#### WHAT TO WORK ON
Lines holding the word "this" are the ones to copy from the data below.

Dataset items
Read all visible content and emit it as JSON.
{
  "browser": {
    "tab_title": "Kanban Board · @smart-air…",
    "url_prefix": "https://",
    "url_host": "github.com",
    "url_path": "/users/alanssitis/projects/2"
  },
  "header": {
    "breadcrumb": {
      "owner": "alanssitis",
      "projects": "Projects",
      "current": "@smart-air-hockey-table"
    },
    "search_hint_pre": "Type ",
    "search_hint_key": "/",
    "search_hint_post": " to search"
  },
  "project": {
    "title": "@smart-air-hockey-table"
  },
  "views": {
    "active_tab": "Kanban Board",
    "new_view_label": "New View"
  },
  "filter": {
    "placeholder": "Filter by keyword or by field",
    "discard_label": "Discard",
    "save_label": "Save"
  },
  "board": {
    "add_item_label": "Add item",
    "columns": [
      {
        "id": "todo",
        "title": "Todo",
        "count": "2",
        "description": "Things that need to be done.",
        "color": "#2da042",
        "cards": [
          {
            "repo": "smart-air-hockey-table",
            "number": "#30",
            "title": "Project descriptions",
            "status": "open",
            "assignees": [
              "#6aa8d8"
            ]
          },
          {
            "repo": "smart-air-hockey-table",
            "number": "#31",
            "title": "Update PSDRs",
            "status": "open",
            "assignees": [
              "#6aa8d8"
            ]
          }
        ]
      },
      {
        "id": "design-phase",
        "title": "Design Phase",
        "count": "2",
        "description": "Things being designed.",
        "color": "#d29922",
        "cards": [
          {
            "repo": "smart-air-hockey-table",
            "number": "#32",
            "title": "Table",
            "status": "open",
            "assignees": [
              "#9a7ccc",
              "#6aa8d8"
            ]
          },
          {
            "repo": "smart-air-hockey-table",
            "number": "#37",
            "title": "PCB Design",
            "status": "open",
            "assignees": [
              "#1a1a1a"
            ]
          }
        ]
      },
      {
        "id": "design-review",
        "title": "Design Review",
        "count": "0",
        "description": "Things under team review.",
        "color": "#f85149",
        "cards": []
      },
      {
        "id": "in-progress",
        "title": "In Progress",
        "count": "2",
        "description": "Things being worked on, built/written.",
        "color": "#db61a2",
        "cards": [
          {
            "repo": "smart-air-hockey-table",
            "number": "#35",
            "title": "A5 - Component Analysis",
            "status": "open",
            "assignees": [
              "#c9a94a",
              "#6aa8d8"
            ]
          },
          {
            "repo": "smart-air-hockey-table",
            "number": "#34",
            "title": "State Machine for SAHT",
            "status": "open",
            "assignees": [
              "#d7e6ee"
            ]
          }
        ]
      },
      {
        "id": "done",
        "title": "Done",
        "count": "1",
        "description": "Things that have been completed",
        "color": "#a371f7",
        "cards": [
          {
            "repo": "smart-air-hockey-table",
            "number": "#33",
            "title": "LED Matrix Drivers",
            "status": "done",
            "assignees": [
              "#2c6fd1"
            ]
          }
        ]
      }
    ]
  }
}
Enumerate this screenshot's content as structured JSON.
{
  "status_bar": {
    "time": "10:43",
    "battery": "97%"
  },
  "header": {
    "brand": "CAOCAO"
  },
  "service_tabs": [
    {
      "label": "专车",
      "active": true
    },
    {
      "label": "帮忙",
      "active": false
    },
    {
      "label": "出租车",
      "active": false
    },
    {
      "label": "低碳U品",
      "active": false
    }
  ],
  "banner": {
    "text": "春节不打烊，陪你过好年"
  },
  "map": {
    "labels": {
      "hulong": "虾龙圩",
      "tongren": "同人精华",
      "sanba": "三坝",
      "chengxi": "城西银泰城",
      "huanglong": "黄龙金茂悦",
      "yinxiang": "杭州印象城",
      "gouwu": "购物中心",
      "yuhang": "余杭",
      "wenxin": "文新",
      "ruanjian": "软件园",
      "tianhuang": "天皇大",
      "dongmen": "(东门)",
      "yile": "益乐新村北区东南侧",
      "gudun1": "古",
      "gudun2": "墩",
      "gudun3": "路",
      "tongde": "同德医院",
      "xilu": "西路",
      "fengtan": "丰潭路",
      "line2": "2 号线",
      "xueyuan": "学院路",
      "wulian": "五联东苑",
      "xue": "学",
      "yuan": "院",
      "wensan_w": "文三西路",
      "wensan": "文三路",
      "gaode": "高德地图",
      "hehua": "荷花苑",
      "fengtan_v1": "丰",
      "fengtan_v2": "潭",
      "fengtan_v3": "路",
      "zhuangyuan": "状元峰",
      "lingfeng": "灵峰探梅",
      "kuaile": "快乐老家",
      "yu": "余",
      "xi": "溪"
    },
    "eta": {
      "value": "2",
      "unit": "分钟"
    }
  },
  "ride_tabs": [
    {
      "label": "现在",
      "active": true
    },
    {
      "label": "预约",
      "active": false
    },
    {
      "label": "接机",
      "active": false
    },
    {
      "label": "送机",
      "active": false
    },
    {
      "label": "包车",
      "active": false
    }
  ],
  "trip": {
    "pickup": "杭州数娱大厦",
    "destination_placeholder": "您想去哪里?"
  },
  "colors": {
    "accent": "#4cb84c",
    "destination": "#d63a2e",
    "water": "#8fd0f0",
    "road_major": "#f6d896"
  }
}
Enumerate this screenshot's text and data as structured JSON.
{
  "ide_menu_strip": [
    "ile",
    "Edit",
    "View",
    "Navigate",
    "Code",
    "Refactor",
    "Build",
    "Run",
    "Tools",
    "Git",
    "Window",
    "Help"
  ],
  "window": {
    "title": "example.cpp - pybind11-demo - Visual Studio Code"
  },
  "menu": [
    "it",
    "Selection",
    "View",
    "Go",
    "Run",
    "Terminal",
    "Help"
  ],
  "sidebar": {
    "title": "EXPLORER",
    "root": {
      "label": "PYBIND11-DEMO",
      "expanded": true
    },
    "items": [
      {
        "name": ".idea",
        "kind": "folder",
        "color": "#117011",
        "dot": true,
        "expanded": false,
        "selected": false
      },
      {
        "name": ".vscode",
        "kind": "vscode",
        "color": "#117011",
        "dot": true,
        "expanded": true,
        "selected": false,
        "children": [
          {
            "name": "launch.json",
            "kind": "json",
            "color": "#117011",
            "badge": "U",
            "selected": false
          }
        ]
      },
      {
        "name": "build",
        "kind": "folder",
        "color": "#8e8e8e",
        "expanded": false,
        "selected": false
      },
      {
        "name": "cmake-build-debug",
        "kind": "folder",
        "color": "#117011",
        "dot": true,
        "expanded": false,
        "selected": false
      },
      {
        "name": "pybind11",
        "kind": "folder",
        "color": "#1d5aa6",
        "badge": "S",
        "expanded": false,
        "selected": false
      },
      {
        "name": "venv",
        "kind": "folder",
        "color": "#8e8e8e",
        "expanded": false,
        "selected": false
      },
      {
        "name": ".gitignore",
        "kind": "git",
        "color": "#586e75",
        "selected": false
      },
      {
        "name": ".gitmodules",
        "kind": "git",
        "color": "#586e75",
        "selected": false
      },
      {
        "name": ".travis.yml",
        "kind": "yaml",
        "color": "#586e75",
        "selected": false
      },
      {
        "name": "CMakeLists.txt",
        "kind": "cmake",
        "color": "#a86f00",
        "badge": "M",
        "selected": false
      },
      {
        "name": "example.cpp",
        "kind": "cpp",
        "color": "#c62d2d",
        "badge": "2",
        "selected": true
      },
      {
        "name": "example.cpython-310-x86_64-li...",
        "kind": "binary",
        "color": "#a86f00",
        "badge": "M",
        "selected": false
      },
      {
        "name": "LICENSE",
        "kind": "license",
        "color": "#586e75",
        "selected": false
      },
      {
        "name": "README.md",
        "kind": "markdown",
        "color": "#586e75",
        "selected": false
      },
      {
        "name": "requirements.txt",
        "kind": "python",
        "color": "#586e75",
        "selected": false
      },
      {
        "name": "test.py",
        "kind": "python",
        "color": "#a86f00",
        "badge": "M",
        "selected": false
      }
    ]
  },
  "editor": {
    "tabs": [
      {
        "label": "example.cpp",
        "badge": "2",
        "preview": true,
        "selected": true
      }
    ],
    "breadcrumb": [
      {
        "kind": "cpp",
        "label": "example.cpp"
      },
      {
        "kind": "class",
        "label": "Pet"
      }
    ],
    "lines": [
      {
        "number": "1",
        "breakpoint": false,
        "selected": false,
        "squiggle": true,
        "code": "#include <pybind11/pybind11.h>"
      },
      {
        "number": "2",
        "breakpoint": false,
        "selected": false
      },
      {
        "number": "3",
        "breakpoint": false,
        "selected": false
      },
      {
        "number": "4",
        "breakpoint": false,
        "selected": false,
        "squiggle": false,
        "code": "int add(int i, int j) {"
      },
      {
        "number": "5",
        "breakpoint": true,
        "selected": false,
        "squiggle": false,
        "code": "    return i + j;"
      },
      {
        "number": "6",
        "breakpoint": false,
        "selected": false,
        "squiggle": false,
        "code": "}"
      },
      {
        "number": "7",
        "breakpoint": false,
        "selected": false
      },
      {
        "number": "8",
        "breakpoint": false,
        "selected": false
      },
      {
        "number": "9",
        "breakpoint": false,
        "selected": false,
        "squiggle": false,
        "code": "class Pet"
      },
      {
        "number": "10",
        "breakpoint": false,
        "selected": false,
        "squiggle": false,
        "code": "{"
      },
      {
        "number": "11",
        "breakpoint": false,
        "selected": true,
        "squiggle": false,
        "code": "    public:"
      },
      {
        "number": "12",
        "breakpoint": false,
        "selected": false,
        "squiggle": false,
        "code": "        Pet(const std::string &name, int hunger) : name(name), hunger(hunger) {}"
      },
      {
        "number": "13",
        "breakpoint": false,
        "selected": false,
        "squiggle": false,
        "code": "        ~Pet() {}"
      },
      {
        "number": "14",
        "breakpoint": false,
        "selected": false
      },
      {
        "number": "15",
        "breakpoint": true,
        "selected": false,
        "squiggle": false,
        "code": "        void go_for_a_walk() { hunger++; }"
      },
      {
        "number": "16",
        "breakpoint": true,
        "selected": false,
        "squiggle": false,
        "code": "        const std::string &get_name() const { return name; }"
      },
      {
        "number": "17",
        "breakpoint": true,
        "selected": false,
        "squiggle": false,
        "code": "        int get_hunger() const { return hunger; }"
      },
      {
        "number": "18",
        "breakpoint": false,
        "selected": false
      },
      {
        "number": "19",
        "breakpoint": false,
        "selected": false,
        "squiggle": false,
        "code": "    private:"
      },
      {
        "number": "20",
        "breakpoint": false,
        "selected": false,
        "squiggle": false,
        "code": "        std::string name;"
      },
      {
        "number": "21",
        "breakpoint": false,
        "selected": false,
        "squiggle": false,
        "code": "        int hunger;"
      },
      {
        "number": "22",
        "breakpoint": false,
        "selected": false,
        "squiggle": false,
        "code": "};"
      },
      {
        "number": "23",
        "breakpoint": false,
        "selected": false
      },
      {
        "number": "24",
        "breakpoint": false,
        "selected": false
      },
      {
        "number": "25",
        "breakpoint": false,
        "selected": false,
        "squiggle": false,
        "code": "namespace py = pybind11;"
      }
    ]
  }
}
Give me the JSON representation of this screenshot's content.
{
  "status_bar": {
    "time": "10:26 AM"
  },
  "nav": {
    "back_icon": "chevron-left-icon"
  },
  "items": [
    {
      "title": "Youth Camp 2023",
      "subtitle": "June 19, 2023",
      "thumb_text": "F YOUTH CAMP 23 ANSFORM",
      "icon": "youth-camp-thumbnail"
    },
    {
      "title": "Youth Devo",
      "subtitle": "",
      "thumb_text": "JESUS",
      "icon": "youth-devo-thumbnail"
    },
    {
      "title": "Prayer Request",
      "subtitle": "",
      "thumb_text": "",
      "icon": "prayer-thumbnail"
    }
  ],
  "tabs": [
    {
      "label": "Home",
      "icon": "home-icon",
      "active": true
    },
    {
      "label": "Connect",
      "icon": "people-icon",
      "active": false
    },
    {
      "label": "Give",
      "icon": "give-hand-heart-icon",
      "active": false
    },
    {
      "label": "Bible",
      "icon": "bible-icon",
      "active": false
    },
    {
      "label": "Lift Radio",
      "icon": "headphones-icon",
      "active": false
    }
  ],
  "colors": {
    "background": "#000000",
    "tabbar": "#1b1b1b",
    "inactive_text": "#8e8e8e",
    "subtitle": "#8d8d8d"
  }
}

#### REPLY TO THE EXERCISE
Enumerate this screenshot's content as structured JSON.
Enumerate this screenshot's text and data as structured JSON.
Give me the JSON representation of this screenshot's content.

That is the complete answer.